[Dataset rows for apps and sites]
------

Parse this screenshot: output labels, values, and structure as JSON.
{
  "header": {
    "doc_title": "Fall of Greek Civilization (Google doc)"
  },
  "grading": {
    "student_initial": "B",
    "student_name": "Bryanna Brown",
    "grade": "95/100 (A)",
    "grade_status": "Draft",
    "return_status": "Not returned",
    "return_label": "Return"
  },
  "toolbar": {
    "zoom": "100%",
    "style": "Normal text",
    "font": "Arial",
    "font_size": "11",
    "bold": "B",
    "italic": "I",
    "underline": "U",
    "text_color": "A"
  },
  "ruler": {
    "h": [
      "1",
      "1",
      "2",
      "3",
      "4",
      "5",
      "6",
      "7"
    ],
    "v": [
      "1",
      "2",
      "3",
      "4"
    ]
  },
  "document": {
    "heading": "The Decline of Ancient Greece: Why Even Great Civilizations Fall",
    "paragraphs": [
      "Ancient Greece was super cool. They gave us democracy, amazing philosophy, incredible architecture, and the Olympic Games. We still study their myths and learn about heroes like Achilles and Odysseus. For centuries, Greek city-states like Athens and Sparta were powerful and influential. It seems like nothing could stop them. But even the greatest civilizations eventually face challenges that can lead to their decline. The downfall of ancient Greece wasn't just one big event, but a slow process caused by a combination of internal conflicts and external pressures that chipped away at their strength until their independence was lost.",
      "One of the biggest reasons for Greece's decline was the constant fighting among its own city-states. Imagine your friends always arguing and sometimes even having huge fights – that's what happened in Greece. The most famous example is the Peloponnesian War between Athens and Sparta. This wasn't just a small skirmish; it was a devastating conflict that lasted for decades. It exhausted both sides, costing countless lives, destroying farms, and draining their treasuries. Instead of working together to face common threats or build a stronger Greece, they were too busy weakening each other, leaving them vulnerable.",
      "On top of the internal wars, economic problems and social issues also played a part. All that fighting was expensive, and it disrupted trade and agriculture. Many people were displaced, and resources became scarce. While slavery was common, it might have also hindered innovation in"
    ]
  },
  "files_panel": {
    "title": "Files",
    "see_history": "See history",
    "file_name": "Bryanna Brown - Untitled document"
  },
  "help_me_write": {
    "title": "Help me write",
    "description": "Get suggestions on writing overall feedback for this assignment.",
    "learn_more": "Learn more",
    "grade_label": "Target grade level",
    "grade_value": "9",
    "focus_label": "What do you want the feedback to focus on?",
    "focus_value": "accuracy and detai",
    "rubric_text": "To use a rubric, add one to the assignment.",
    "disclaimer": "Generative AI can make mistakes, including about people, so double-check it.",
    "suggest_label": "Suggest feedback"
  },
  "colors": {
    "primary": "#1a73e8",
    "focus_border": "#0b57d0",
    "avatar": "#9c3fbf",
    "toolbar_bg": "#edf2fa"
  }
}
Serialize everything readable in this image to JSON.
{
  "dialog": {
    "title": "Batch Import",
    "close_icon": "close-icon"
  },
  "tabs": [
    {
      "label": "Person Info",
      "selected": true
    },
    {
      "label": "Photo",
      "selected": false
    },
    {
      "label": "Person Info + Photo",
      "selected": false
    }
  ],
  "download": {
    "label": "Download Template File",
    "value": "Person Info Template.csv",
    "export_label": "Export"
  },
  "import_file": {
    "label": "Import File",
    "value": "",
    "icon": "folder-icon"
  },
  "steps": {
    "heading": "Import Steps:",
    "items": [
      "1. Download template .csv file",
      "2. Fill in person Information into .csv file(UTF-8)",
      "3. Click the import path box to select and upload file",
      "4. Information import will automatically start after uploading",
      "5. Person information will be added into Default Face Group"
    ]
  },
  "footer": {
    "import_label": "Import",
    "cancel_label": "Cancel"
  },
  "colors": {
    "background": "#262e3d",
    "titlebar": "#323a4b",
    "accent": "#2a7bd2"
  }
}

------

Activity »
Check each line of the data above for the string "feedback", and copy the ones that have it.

Written response »
    "description": "Get suggestions on writing overall feedback for this assignment.",
    "focus_label": "What do you want the feedback to focus on?",
    "suggest_label": "Suggest feedback"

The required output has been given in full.